> _MATERIAL TO PROCESS_:

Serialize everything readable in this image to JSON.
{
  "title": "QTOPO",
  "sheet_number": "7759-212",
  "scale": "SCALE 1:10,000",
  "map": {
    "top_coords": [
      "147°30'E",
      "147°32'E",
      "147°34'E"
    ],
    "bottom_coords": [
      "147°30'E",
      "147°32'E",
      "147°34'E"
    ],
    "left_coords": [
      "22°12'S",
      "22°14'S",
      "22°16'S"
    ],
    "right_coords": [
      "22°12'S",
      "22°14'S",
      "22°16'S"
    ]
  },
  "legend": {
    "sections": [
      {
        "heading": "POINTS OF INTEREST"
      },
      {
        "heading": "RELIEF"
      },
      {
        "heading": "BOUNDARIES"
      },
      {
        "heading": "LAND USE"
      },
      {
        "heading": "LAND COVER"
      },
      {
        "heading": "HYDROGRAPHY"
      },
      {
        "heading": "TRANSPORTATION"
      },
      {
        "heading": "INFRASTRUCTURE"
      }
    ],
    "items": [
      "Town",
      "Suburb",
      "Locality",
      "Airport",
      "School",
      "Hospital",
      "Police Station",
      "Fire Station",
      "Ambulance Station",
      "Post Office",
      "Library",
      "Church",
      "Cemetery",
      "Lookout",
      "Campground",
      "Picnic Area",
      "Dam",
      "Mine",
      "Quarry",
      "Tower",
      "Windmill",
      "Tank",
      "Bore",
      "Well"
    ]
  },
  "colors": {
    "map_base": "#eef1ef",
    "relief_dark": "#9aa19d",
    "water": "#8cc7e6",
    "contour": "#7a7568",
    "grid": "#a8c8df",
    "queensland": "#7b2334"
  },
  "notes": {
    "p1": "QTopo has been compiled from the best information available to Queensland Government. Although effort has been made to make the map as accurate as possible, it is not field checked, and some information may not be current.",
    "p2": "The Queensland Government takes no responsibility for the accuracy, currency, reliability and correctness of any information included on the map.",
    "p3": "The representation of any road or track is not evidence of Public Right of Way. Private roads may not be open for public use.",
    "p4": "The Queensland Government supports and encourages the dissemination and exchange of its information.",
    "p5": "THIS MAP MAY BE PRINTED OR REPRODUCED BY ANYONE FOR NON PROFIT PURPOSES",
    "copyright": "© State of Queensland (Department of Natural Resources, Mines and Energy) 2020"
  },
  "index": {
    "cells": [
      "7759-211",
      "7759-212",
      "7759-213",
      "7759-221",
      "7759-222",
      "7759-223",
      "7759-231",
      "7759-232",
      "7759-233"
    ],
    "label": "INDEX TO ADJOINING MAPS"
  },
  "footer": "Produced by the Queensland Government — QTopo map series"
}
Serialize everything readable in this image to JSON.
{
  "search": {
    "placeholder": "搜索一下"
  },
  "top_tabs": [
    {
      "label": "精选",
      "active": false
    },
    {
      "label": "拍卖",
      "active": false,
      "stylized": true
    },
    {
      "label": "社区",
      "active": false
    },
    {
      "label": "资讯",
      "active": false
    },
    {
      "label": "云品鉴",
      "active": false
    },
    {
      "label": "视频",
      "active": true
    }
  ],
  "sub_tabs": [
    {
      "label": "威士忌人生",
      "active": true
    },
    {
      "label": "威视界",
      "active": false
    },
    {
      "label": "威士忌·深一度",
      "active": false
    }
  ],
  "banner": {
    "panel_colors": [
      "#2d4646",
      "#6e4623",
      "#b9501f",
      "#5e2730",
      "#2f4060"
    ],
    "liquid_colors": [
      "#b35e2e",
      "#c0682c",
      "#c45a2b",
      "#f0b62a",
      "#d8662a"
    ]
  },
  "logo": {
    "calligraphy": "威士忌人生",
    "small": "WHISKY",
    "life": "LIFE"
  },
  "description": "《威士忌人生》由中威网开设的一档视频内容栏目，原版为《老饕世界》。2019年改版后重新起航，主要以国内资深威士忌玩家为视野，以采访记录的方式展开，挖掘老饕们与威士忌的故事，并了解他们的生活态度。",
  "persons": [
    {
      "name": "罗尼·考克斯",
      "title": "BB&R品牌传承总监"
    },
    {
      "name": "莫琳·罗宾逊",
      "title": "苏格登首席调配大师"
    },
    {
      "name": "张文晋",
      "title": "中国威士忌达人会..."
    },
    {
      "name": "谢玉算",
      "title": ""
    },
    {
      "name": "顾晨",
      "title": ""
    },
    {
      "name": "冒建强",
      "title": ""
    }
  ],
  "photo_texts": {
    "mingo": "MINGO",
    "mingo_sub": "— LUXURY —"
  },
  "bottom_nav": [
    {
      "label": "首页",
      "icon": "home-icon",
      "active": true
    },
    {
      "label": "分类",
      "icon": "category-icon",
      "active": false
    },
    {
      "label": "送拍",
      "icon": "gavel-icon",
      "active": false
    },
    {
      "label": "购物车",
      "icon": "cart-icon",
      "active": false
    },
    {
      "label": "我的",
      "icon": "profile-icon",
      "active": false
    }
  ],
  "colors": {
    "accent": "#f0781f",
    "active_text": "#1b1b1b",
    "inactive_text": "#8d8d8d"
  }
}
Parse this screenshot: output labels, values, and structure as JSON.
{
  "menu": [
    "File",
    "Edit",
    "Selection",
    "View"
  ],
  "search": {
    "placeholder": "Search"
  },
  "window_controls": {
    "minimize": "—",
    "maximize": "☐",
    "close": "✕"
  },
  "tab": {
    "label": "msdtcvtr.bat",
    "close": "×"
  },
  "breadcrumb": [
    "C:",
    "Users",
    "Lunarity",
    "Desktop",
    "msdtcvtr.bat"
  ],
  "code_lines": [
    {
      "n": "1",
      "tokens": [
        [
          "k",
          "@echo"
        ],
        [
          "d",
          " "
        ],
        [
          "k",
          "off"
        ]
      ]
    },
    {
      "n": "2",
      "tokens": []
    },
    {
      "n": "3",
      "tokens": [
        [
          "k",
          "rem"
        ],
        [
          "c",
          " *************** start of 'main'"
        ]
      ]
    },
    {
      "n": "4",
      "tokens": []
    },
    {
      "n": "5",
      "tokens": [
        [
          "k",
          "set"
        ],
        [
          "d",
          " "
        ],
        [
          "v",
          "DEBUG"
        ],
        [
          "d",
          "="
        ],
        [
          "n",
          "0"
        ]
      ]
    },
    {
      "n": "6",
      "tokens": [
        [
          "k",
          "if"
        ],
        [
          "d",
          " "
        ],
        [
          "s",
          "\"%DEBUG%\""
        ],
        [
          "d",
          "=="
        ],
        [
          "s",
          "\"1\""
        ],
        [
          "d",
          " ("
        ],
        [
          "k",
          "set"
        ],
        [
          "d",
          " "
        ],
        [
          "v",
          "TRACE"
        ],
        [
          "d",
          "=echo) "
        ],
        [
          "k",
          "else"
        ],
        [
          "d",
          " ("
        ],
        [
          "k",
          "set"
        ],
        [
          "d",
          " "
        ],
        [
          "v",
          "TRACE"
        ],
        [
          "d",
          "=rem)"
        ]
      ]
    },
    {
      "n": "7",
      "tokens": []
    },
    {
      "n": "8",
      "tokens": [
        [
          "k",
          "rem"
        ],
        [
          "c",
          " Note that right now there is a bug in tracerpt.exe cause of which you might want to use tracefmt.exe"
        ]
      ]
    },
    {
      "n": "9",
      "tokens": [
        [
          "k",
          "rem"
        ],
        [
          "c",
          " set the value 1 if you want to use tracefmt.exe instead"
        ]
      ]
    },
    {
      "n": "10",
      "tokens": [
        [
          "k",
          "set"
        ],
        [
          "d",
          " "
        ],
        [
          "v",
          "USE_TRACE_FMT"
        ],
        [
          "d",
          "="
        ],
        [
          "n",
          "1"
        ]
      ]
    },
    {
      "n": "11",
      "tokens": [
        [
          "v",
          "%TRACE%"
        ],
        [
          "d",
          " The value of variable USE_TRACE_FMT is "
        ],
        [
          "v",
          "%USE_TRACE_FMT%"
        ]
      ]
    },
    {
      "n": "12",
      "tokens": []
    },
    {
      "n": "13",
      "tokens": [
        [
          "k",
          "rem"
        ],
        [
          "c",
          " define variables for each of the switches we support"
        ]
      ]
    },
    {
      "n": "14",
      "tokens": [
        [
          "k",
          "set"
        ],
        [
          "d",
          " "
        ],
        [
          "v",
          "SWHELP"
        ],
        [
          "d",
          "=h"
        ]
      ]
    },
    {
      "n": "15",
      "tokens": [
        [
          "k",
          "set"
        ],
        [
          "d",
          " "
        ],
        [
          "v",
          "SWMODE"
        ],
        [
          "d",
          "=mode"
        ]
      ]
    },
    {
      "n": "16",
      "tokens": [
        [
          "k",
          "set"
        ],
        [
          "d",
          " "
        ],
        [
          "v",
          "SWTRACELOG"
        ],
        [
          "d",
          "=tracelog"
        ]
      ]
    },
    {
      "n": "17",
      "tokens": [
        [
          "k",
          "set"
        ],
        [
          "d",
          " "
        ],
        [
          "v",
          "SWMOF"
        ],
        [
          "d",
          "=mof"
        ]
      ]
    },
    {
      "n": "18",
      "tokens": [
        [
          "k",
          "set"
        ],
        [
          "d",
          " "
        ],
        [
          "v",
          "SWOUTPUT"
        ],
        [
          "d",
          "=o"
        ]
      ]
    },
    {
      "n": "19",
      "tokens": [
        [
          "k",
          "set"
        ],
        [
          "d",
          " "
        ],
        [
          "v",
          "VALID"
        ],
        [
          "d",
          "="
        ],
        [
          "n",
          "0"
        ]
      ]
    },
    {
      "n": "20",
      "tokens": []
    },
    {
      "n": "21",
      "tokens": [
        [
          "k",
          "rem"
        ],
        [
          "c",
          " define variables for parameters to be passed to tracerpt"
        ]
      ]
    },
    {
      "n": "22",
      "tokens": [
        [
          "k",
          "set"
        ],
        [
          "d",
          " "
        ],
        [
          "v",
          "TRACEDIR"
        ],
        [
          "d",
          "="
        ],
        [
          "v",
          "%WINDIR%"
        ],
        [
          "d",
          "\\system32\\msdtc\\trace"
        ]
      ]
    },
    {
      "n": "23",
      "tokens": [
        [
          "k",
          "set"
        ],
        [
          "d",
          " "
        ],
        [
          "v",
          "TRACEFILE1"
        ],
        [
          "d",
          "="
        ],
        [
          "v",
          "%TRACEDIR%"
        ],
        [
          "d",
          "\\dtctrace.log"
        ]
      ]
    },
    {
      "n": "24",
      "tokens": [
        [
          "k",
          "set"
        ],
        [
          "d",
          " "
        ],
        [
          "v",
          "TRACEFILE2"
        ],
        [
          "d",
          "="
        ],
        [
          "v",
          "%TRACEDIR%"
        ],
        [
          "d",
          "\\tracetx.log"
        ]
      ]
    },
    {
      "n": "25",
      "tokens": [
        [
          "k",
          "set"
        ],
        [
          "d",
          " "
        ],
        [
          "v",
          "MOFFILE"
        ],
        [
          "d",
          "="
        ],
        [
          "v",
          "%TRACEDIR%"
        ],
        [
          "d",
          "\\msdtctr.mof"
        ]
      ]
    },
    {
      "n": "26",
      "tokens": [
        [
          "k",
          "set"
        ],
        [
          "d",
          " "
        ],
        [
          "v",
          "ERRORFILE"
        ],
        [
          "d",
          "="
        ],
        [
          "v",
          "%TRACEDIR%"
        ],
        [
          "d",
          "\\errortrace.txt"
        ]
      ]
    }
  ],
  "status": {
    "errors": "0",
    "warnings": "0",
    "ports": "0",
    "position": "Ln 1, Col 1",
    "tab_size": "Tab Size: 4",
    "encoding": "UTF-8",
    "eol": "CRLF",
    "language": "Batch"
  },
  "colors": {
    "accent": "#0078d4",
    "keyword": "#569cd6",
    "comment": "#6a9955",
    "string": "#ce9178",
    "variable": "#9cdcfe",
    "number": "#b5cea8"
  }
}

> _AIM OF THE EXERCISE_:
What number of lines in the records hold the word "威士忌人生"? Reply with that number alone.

> _SOLVED PROBLEM_:
3